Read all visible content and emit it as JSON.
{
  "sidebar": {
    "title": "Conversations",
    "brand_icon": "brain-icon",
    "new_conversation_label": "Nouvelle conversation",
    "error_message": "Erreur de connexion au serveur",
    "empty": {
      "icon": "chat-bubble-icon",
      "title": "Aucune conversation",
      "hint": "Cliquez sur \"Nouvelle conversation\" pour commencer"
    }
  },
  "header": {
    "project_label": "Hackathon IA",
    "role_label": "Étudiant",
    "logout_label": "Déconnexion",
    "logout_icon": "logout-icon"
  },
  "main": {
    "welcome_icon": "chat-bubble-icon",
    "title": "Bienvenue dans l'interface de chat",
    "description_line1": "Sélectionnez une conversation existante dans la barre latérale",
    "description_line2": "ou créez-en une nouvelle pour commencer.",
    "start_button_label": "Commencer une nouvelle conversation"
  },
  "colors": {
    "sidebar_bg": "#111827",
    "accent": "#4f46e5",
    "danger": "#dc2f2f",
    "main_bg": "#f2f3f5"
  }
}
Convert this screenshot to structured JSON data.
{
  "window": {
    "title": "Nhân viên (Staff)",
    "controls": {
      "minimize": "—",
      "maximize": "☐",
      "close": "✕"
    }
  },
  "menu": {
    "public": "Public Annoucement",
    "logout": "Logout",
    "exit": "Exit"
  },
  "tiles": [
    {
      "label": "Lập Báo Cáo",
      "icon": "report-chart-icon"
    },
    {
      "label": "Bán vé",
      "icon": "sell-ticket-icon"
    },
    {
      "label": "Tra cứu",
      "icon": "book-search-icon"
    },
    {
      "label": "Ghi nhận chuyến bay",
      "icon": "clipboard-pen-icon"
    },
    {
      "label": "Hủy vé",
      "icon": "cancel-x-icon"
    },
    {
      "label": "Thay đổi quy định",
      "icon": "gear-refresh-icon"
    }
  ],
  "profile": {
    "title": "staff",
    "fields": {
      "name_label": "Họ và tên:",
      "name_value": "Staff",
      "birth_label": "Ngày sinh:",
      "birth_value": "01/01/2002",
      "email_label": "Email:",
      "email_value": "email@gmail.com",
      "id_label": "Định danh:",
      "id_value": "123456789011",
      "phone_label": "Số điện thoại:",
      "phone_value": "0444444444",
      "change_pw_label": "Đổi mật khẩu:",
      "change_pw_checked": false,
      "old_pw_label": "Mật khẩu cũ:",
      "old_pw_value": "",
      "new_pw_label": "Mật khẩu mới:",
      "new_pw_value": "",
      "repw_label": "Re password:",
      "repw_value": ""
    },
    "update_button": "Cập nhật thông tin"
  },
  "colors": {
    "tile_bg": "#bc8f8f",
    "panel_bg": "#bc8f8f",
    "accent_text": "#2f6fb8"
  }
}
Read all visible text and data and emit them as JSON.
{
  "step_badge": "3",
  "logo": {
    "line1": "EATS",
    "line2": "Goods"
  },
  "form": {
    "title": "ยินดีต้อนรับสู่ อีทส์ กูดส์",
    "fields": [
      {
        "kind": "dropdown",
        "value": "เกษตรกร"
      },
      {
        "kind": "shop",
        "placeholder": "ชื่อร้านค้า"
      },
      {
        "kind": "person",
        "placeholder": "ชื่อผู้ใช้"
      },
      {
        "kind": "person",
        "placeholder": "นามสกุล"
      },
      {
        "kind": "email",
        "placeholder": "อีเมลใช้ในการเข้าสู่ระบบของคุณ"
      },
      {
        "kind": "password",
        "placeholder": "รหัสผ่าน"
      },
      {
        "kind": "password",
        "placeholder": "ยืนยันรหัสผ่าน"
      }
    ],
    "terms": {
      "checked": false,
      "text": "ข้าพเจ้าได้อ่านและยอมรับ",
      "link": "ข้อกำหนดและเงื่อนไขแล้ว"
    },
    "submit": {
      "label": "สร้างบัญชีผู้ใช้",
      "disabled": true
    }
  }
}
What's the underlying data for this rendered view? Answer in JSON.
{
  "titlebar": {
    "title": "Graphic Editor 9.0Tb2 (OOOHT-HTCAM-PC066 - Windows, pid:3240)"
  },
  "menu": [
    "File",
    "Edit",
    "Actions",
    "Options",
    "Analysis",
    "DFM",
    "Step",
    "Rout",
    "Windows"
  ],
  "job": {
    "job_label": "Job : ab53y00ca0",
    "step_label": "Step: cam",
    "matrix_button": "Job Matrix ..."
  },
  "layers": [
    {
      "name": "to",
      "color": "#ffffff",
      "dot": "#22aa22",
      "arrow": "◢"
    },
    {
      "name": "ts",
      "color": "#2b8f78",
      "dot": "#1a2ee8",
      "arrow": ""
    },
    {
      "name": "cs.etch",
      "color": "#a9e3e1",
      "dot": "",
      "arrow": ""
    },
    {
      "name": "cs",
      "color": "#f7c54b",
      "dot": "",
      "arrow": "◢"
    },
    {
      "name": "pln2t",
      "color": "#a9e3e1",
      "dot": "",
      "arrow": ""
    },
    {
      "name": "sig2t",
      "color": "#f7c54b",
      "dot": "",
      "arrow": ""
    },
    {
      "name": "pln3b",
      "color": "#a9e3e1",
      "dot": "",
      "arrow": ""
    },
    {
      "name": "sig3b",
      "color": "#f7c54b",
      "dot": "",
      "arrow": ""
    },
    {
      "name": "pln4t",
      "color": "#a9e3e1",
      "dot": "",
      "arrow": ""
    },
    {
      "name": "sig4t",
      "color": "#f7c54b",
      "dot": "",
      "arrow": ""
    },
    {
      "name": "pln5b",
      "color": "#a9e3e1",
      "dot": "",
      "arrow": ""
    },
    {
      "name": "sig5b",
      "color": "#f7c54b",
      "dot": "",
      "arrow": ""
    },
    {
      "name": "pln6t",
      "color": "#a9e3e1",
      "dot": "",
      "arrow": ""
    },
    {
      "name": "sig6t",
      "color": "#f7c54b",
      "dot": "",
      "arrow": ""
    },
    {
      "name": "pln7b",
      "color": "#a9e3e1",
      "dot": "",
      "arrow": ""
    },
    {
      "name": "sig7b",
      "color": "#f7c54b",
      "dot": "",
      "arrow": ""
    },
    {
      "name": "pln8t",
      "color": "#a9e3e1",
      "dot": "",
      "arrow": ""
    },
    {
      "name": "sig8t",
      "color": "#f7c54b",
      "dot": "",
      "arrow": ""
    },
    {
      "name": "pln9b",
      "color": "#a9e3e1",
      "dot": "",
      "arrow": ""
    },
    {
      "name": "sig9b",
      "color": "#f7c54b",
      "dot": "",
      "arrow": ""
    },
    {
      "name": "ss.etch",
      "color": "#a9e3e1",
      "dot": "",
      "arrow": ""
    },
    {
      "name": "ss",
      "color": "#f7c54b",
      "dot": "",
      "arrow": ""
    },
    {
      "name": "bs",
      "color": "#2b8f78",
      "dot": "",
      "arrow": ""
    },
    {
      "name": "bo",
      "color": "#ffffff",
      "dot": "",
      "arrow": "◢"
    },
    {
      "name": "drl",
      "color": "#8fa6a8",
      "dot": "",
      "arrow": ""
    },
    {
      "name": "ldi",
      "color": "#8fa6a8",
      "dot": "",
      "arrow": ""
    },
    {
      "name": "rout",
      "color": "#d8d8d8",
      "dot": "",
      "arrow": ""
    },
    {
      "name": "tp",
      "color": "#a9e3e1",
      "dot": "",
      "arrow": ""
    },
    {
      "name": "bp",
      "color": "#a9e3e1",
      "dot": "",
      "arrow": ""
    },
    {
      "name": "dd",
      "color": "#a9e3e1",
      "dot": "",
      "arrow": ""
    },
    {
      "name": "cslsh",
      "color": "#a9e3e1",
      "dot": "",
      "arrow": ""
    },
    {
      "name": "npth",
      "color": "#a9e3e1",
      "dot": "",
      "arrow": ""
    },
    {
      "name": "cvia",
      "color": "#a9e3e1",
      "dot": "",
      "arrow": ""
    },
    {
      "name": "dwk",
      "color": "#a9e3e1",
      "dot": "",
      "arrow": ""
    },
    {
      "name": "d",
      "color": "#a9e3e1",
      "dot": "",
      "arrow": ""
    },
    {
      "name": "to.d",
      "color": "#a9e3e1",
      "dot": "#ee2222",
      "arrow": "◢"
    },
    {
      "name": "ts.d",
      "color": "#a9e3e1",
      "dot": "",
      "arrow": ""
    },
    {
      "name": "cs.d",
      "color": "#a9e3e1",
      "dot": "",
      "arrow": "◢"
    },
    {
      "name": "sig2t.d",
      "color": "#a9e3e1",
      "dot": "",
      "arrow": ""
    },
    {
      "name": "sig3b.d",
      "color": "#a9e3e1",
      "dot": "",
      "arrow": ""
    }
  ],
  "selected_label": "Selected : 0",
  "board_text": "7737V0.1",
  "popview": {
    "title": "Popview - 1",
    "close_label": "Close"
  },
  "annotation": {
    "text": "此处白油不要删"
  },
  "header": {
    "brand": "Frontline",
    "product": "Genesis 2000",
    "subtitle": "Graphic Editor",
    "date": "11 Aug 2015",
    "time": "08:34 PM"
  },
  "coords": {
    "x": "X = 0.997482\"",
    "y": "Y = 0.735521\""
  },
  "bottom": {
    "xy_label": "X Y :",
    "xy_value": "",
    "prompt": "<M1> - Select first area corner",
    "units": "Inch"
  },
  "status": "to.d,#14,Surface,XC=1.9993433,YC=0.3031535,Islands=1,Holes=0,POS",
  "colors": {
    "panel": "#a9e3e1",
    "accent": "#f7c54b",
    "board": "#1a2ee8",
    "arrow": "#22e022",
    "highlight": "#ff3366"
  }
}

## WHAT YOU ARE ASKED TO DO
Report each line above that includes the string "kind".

## RESULT OF THE EXERCISE
        "kind": "dropdown",
        "kind": "shop",
        "kind": "person",
        "kind": "person",
        "kind": "email",
        "kind": "password",
        "kind": "password",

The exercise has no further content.